Fractures that occur within the orbital bones are referred to as blowout fractures. These fractures may affect any of the orbital perimeters, namely the floor (i.e. inferior border), the medial wall (i.e. lamina papyracea), the lateral wall and the roof (i.e. superior border).
The orbit houses the eyeball and serves primarily to protect our eyes and hold them in their positions. Any force to the face with enough energy and the resultant transmission of forces to the orbital bones can result in fracture. Forces generated by motor vehicular accidents, balls, elbows or fists may suffice.
Types of Blowout Fractures
Blowout fractures may be classified based on the perimeter of the orbit that they affect. The most common of the blowout fractures are those of the inferior orbital wall or floor.
These fractures, in approximately half of the cases, occur in unison with fractures affecting the medial orbital wall. The majority of orbital floor fractures occur in the posterior-medial portion of the bone in relation to the infraorbital groove.
With orbital floor fractures, prolapse of orbital fat into the maxillary sinus may be seen. This may be sometimes accompanied by inferior rectus muscle prolapse.

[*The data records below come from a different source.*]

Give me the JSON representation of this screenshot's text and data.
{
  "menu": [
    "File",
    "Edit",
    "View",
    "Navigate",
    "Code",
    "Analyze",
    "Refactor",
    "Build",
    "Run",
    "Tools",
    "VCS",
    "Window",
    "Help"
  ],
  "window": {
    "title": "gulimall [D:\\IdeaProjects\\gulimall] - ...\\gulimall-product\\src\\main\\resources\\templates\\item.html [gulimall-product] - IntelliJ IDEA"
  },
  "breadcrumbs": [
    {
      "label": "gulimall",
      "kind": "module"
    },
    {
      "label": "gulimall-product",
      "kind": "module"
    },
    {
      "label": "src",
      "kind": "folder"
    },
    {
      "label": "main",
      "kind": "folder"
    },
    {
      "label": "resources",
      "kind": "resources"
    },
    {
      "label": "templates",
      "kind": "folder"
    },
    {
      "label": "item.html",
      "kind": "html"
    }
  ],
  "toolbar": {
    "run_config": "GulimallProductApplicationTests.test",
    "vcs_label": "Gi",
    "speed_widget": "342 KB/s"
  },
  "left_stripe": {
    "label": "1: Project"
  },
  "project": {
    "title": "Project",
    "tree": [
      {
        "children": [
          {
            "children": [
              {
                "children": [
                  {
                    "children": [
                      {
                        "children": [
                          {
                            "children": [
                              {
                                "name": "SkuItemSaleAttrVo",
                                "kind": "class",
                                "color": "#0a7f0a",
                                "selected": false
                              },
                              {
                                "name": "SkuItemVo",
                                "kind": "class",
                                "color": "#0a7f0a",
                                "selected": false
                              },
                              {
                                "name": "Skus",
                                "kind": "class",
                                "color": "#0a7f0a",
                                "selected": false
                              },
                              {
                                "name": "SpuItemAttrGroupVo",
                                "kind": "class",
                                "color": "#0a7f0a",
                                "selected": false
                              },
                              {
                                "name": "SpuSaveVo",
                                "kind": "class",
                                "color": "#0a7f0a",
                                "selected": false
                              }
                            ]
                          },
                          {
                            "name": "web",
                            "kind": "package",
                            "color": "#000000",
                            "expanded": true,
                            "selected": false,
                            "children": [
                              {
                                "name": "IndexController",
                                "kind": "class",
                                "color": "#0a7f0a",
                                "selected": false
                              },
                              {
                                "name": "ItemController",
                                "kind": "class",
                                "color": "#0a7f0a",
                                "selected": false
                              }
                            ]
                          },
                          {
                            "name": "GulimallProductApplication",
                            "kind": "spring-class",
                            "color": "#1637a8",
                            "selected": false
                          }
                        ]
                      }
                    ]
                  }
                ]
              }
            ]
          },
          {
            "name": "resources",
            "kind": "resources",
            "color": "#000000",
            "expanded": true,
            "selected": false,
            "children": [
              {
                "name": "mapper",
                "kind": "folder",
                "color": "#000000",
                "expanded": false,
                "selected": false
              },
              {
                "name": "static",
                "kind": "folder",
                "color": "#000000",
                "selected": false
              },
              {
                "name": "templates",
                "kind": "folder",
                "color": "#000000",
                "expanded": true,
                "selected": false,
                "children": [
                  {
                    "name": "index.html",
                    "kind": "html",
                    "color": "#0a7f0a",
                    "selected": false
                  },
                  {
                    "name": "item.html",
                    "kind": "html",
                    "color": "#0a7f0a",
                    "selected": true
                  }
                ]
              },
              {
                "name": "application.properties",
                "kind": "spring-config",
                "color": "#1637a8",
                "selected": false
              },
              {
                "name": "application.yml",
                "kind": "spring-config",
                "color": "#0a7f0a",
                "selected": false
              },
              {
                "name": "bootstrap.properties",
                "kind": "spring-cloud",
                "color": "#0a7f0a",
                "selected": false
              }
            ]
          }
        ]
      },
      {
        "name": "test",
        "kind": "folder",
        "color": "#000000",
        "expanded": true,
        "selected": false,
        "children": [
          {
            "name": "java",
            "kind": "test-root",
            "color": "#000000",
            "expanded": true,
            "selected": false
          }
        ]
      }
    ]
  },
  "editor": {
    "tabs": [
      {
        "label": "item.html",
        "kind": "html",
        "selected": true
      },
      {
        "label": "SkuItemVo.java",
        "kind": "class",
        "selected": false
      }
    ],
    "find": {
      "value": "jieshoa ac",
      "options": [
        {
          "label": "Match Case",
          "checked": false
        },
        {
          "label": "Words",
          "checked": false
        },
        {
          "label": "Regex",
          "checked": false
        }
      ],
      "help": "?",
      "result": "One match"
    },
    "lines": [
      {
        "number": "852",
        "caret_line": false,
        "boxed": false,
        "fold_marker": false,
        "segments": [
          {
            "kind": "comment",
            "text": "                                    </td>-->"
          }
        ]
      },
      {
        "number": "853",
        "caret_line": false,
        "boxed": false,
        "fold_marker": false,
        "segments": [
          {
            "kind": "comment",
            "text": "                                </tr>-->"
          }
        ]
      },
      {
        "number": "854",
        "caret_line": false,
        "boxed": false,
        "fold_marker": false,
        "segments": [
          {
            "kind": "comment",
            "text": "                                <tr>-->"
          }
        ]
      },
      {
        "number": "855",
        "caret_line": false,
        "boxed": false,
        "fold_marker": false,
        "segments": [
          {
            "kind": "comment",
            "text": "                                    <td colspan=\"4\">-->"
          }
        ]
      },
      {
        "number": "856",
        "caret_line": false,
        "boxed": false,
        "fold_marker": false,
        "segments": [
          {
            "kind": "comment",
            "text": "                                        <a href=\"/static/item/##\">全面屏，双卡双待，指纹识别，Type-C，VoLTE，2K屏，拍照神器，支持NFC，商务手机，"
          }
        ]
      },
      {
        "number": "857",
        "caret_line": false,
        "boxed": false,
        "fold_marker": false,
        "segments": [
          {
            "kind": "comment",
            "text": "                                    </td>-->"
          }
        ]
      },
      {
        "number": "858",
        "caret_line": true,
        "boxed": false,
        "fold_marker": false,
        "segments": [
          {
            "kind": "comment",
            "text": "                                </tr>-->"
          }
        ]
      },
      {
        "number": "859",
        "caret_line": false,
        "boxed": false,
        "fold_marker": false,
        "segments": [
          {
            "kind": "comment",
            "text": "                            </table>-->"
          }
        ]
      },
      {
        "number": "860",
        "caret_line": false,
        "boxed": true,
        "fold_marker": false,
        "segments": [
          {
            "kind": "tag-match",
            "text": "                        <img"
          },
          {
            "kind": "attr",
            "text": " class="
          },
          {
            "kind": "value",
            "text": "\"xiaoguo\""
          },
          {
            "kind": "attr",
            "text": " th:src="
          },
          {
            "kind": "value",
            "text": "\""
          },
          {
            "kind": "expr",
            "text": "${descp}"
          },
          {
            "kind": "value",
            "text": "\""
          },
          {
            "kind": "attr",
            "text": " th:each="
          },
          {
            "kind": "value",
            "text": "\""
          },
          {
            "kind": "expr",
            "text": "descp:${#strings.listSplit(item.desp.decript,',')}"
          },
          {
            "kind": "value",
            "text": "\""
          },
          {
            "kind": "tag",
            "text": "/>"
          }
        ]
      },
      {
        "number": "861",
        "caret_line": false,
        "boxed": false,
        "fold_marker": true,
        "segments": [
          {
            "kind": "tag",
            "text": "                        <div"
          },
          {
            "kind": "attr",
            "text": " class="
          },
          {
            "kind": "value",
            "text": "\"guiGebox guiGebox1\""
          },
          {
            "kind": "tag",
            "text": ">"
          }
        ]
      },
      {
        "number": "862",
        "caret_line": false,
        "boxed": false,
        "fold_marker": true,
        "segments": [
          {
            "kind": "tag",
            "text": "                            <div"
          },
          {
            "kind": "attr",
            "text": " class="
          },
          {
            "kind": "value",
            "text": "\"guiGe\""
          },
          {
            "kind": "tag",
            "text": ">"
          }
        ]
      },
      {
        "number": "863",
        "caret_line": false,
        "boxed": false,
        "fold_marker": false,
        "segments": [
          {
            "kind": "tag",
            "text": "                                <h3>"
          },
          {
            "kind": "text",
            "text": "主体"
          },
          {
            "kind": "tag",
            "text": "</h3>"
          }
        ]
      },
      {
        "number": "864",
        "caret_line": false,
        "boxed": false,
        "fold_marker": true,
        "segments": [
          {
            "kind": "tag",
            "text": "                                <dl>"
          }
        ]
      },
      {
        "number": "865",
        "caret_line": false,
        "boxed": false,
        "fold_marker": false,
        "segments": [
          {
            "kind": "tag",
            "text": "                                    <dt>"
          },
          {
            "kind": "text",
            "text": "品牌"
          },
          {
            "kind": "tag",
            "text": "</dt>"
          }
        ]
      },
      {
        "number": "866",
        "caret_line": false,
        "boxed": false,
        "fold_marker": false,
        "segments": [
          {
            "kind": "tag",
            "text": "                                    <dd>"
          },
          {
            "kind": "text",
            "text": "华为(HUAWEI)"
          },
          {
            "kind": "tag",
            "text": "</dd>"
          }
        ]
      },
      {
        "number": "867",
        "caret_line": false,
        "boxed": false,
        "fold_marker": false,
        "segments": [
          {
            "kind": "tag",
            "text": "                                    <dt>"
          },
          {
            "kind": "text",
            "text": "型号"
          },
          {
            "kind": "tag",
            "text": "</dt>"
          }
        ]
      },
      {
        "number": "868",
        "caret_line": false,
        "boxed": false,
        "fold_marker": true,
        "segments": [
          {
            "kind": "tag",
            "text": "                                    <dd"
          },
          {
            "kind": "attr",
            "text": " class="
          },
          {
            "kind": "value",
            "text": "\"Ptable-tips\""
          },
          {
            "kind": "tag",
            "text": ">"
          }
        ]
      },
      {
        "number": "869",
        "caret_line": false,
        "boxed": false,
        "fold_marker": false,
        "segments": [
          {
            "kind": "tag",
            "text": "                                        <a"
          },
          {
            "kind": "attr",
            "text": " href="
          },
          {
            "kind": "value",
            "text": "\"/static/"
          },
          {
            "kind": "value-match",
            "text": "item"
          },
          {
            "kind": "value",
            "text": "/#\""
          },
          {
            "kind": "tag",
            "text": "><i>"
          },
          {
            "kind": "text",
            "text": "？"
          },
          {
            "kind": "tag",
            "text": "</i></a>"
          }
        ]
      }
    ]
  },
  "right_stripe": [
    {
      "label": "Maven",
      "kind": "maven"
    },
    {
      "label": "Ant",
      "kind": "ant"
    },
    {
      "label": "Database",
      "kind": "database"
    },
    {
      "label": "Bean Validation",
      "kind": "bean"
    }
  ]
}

Following inferior blowout fractures, the second commonest types of orbital fractures are those of the medial wall or lamina papyracea. With these types of fractures there is also prolapse of the medial rectus muscle and orbital fat into the air cells of the ethmoid. Fractures to the superior border of the orbit are rare, and those to the lateral walls are even rarer. This is because the latter border is fortified with thicker bone and more muscle; thus, lateral fractures are seen in very severe accidents with extensive injury to the craniofacial area. Superior blowout fractures may involve the neighboring sinus as well as the anterior cranial fossa, thereby presenting with leakage of cerebrospinal fluid.
Succeeding trauma to the orbit, the patient may present with tenderness, bruising and swelling. These are the most common signs and symptoms associated with blowout fractures. In addition to them, patients may complain of diplopia or double vision. There may be numbness anywhere in the surrounding areas as well as bleeding from the nose, which is referred to as epistaxis in medical terminology. In very severe cases there may be loss of the eye itself and/or its functions together with depression of central nervous system functioning if there are extensive injuries to the skull and/ or brain.
The imaging modality of choice with blowout fractures is CT scan and this helps to ascertain the extent as well as the location of the fracture. Moreover, it allows for the identification of complications as a direct result of the fracture. These include rupture of the eyeball, hemorrhage, entrapment of the extraocular muscles and prolapse of orbital fat and/or muscle. Surgical repair as soon as possible is necessary once all other emergent and life-threatening complications from the trauma are taken care of and the patient is stable enough to undergo the operation.